* _Directions for this task_
Every line of the material needs an exact copy, apart from the images.

* _Data for review_
===============
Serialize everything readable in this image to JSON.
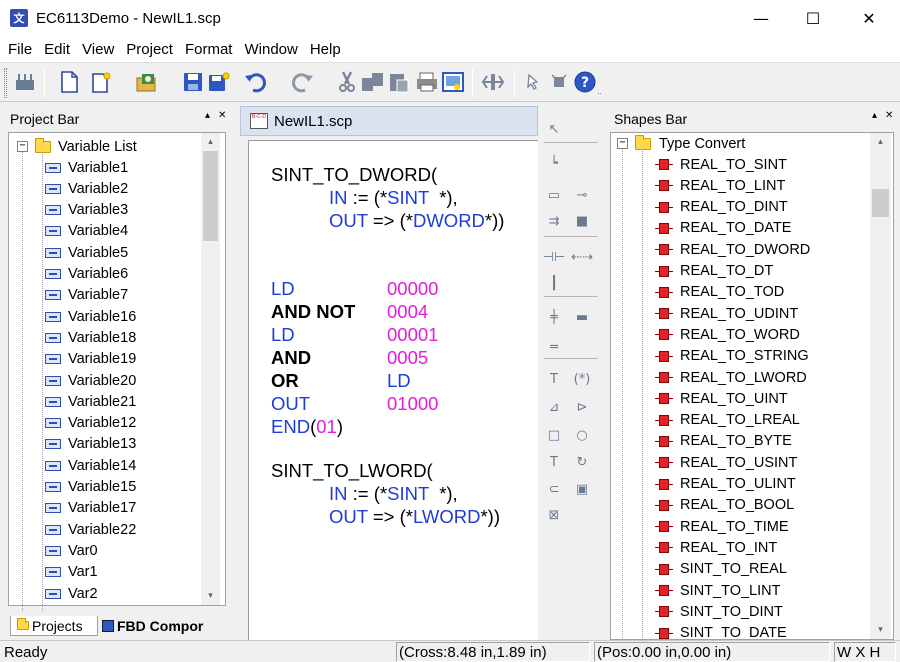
{
  "window": {
    "title": "EC6113Demo - NewIL1.scp",
    "icon_glyph": "文",
    "minimize_glyph": "—",
    "maximize_glyph": "☐",
    "close_glyph": "✕"
  },
  "menu": [
    "File",
    "Edit",
    "View",
    "Project",
    "Format",
    "Window",
    "Help"
  ],
  "toolbar": {
    "icons": [
      "build-icon",
      "new-document-icon",
      "new-from-template-icon",
      "open-project-icon",
      "save-icon",
      "save-all-icon",
      "undo-icon",
      "redo-icon",
      "cut-icon",
      "copy-icon",
      "paste-icon",
      "print-icon",
      "print-preview-icon",
      "split-icon",
      "pointer-icon",
      "stop-icon",
      "help-icon"
    ]
  },
  "project_bar": {
    "title": "Project Bar",
    "pin_glyph": "▴",
    "close_glyph": "✕",
    "root": {
      "label": "Variable List",
      "expander": "−"
    },
    "items": [
      "Variable1",
      "Variable2",
      "Variable3",
      "Variable4",
      "Variable5",
      "Variable6",
      "Variable7",
      "Variable16",
      "Variable18",
      "Variable19",
      "Variable20",
      "Variable21",
      "Variable12",
      "Variable13",
      "Variable14",
      "Variable15",
      "Variable17",
      "Variable22",
      "Var0",
      "Var1",
      "Var2"
    ],
    "tabs": [
      "Projects",
      "FBD Compor"
    ]
  },
  "document": {
    "tab_title": "NewIL1.scp",
    "tab_icon_text": "B-C-D"
  },
  "code": {
    "block1": {
      "func": "SINT_TO_DWORD(",
      "in_kw": "IN",
      "in_op": " := ",
      "in_open": "(*",
      "in_type": "SINT",
      "in_close": "  *),",
      "out_kw": "OUT",
      "out_op": " => ",
      "out_open": "(*",
      "out_type": "DWORD",
      "out_close": "*))"
    },
    "il_lines": [
      {
        "op": "LD",
        "arg": "00000"
      },
      {
        "op": "AND NOT",
        "arg": "0004"
      },
      {
        "op": "LD",
        "arg": "00001"
      },
      {
        "op": "AND",
        "arg": "0005"
      },
      {
        "op": "OR",
        "arg": "LD"
      },
      {
        "op": "OUT",
        "arg": "01000"
      }
    ],
    "end_kw": "END",
    "end_open": "(",
    "end_arg": "01",
    "end_close": ")",
    "block2": {
      "func": "SINT_TO_LWORD(",
      "in_kw": "IN",
      "in_op": " := ",
      "in_open": "(*",
      "in_type": "SINT",
      "in_close": "  *),",
      "out_kw": "OUT",
      "out_op": " => ",
      "out_open": "(*",
      "out_type": "LWORD",
      "out_close": "*))"
    }
  },
  "palette": {
    "icons": [
      "select-pointer-icon",
      "wire-icon",
      "contact-icon",
      "coil-icon",
      "branch-icon",
      "block-icon",
      "h-connect-icon",
      "h-disconnect-icon",
      "vertical-line-icon",
      "cross-icon",
      "element-icon",
      "horizontal-line-icon",
      "text-tool-icon",
      "comment-tool-icon",
      "polyline-icon",
      "polygon-icon",
      "rectangle-icon",
      "ellipse-icon",
      "label-text-icon",
      "rotate-icon",
      "arc-icon",
      "image-icon",
      "freeform-icon"
    ],
    "glyphs": [
      "↖",
      "┕",
      "▭",
      "⊸",
      "⇉",
      "■",
      "⊣⊢",
      "⇠⇢",
      "┃",
      "╪",
      "▬",
      "═",
      "T",
      "(*)",
      "⊿",
      "⊳",
      "□",
      "○",
      "T",
      "↻",
      "⊂",
      "▣",
      "⊠"
    ]
  },
  "shapes_bar": {
    "title": "Shapes Bar",
    "pin_glyph": "▴",
    "close_glyph": "✕",
    "root": {
      "label": "Type Convert",
      "expander": "−"
    },
    "items": [
      "REAL_TO_SINT",
      "REAL_TO_LINT",
      "REAL_TO_DINT",
      "REAL_TO_DATE",
      "REAL_TO_DWORD",
      "REAL_TO_DT",
      "REAL_TO_TOD",
      "REAL_TO_UDINT",
      "REAL_TO_WORD",
      "REAL_TO_STRING",
      "REAL_TO_LWORD",
      "REAL_TO_UINT",
      "REAL_TO_LREAL",
      "REAL_TO_BYTE",
      "REAL_TO_USINT",
      "REAL_TO_ULINT",
      "REAL_TO_BOOL",
      "REAL_TO_TIME",
      "REAL_TO_INT",
      "SINT_TO_REAL",
      "SINT_TO_LINT",
      "SINT_TO_DINT",
      "SINT_TO_DATE"
    ]
  },
  "status": {
    "ready": "Ready",
    "cross": "(Cross:8.48 in,1.89 in)",
    "pos": "(Pos:0.00 in,0.00 in)",
    "size": "W X H",
    "extra": "",
    "scroll_up": "▴",
    "scroll_down": "▾"
  }
}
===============
* _Response below_
Serialize everything readable in this image to JSON.
{
  "window": {
    "title": "EC6113Demo - NewIL1.scp",
    "icon_glyph": "文",
    "minimize_glyph": "—",
    "maximize_glyph": "☐",
    "close_glyph": "✕"
  },
  "menu": [
    "File",
    "Edit",
    "View",
    "Project",
    "Format",
    "Window",
    "Help"
  ],
  "toolbar": {
    "icons": [
      "build-icon",
      "new-document-icon",
      "new-from-template-icon",
      "open-project-icon",
      "save-icon",
      "save-all-icon",
      "undo-icon",
      "redo-icon",
      "cut-icon",
      "copy-icon",
      "paste-icon",
      "print-icon",
      "print-preview-icon",
      "split-icon",
      "pointer-icon",
      "stop-icon",
      "help-icon"
    ]
  },
  "project_bar": {
    "title": "Project Bar",
    "pin_glyph": "▴",
    "close_glyph": "✕",
    "root": {
      "label": "Variable List",
      "expander": "−"
    },
    "items": [
      "Variable1",
      "Variable2",
      "Variable3",
      "Variable4",
      "Variable5",
      "Variable6",
      "Variable7",
      "Variable16",
      "Variable18",
      "Variable19",
      "Variable20",
      "Variable21",
      "Variable12",
      "Variable13",
      "Variable14",
      "Variable15",
      "Variable17",
      "Variable22",
      "Var0",
      "Var1",
      "Var2"
    ],
    "tabs": [
      "Projects",
      "FBD Compor"
    ]
  },
  "document": {
    "tab_title": "NewIL1.scp",
    "tab_icon_text": "B-C-D"
  },
  "code": {
    "block1": {
      "func": "SINT_TO_DWORD(",
      "in_kw": "IN",
      "in_op": " := ",
      "in_open": "(*",
      "in_type": "SINT",
      "in_close": "  *),",
      "out_kw": "OUT",
      "out_op": " => ",
      "out_open": "(*",
      "out_type": "DWORD",
      "out_close": "*))"
    },
    "il_lines": [
      {
        "op": "LD",
        "arg": "00000"
      },
      {
        "op": "AND NOT",
        "arg": "0004"
      },
      {
        "op": "LD",
        "arg": "00001"
      },
      {
        "op": "AND",
        "arg": "0005"
      },
      {
        "op": "OR",
        "arg": "LD"
      },
      {
        "op": "OUT",
        "arg": "01000"
      }
    ],
    "end_kw": "END",
    "end_open": "(",
    "end_arg": "01",
    "end_close": ")",
    "block2": {
      "func": "SINT_TO_LWORD(",
      "in_kw": "IN",
      "in_op": " := ",
      "in_open": "(*",
      "in_type": "SINT",
      "in_close": "  *),",
      "out_kw": "OUT",
      "out_op": " => ",
      "out_open": "(*",
      "out_type": "LWORD",
      "out_close": "*))"
    }
  },
  "palette": {
    "icons": [
      "select-pointer-icon",
      "wire-icon",
      "contact-icon",
      "coil-icon",
      "branch-icon",
      "block-icon",
      "h-connect-icon",
      "h-disconnect-icon",
      "vertical-line-icon",
      "cross-icon",
      "element-icon",
      "horizontal-line-icon",
      "text-tool-icon",
      "comment-tool-icon",
      "polyline-icon",
      "polygon-icon",
      "rectangle-icon",
      "ellipse-icon",
      "label-text-icon",
      "rotate-icon",
      "arc-icon",
      "image-icon",
      "freeform-icon"
    ],
    "glyphs": [
      "↖",
      "┕",
      "▭",
      "⊸",
      "⇉",
      "■",
      "⊣⊢",
      "⇠⇢",
      "┃",
      "╪",
      "▬",
      "═",
      "T",
      "(*)",
      "⊿",
      "⊳",
      "□",
      "○",
      "T",
      "↻",
      "⊂",
      "▣",
      "⊠"
    ]
  },
  "shapes_bar": {
    "title": "Shapes Bar",
    "pin_glyph": "▴",
    "close_glyph": "✕",
    "root": {
      "label": "Type Convert",
      "expander": "−"
    },
    "items": [
      "REAL_TO_SINT",
      "REAL_TO_LINT",
      "REAL_TO_DINT",
      "REAL_TO_DATE",
      "REAL_TO_DWORD",
      "REAL_TO_DT",
      "REAL_TO_TOD",
      "REAL_TO_UDINT",
      "REAL_TO_WORD",
      "REAL_TO_STRING",
      "REAL_TO_LWORD",
      "REAL_TO_UINT",
      "REAL_TO_LREAL",
      "REAL_TO_BYTE",
      "REAL_TO_USINT",
      "REAL_TO_ULINT",
      "REAL_TO_BOOL",
      "REAL_TO_TIME",
      "REAL_TO_INT",
      "SINT_TO_REAL",
      "SINT_TO_LINT",
      "SINT_TO_DINT",
      "SINT_TO_DATE"
    ]
  },
  "status": {
    "ready": "Ready",
    "cross": "(Cross:8.48 in,1.89 in)",
    "pos": "(Pos:0.00 in,0.00 in)",
    "size": "W X H",
    "extra": "",
    "scroll_up": "▴",
    "scroll_down": "▾"
  }
}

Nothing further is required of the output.